ARCHBISHOP OF CANTERBURY DENOUNCES GUANTANAMO
March 6, 2006
The Archbishop of Canterbury, spiritual leader of the world's 77 million Anglicans, has called the US detention camp at Guantanamo Bay an "extraordinary legal anomaly" that sets a dangerous precedent.
"I think what we've got in Guantanamo is an extraordinary legal anomaly (...) creating a new category of custody imprisonment," Archbishop Rowan Williams said today in an interview with BBC television.
"These are not people who've been found guilty," Williams said during a tour of Sudan.
Since the September 11 attacks in the United States in 2001, about 750 people have been held at Guantanamo Bay, a US Navy base in Cuba, but only 10 have been formally charged as terrorists.
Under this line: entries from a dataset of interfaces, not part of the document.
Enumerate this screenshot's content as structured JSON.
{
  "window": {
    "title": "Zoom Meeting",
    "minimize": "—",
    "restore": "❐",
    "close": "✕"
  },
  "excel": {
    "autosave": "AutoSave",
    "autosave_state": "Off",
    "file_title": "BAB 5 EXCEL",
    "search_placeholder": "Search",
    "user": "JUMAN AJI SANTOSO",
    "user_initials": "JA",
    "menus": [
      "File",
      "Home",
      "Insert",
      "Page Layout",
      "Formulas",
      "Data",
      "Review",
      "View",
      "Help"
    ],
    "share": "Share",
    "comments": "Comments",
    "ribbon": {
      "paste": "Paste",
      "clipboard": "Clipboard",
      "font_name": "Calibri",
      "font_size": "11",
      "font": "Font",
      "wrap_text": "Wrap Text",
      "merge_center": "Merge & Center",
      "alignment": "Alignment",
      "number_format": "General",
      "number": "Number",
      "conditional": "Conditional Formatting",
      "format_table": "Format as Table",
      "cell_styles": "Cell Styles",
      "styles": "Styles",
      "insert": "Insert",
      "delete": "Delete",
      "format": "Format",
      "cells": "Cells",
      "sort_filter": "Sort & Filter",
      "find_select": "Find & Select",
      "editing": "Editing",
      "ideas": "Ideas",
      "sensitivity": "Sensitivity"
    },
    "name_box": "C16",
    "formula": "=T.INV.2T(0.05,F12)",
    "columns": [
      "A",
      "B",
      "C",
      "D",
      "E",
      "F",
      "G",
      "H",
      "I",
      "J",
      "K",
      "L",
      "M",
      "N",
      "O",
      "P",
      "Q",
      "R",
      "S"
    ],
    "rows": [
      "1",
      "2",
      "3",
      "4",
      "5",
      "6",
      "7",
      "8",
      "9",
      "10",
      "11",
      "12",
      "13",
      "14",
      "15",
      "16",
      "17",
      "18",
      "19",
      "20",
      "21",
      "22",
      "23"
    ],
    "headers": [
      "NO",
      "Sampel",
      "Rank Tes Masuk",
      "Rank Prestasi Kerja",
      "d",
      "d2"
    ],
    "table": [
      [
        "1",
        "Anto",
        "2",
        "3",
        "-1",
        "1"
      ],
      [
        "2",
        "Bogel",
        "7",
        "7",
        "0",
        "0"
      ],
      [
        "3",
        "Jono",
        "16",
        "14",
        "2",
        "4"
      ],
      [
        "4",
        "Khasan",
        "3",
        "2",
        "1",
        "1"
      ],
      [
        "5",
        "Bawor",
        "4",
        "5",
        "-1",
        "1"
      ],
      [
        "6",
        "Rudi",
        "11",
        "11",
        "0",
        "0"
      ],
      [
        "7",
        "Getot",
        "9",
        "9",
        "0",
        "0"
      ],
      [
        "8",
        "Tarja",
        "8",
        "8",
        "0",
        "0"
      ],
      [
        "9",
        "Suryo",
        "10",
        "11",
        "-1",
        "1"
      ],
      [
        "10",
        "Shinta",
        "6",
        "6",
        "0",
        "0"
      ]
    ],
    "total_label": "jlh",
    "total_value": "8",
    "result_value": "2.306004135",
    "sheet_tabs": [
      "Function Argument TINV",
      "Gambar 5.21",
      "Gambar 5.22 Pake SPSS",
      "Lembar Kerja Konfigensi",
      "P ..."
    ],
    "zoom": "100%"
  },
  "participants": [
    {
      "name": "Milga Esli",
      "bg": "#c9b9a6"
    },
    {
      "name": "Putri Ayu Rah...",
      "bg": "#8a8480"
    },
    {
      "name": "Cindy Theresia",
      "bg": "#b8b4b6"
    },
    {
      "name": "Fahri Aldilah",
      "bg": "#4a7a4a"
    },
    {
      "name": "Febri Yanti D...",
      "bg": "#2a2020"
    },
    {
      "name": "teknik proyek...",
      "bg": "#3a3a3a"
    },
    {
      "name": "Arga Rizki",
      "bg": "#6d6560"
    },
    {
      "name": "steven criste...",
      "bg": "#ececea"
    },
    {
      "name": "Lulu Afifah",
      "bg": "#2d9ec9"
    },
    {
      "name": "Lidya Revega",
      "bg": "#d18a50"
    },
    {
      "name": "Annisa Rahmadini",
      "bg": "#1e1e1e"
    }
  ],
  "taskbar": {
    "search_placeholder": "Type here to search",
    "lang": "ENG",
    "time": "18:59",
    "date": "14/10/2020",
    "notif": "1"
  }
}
Most were captured after the US-led war that toppled the Taliban regime in Afghanistan.
"Now, precedents matter in law, nationally and internationally," Williams said.
"Any message given, that any state can just override some of the basic habeas corpus-type provisions, is going to be very welcome to tyrants elsewhere in the world, now and in the future," he said.
Habeas corpus, a law passed in 1679 by the English parliament, provides guarantees of individual liberties.
"What, in 10 years' time, are people going to be able to say about a system that tolerates this?" the Anglican leader asked.
British Prime Minister Tony Blair said on Wednesday he hoped "the judicial process can be put in place which means that Guantanamo Bay can close" after earlier calling Guantanamo an "anomaly" that needed to be resolved.
Williams said since his elections as Archbishop of Canterbury in July 2002, he had spent a lot of energy "trying to build bridges to moderate Muslim opinion, strengthening precisely their own resistance to terror and violence".
He added: "I have no time for terrorism... I think it's appalling, I think it's an insult to God and man."
Williams also said there had been a "hysterical overreaction" by Muslims in some parts of the world to caricatures of the prophet Mohammed published in European newspapers.
However, he said the violence stemmed from their perception of themselves as "constantly being pushed to the edge of every discussion and every negotiation in the world".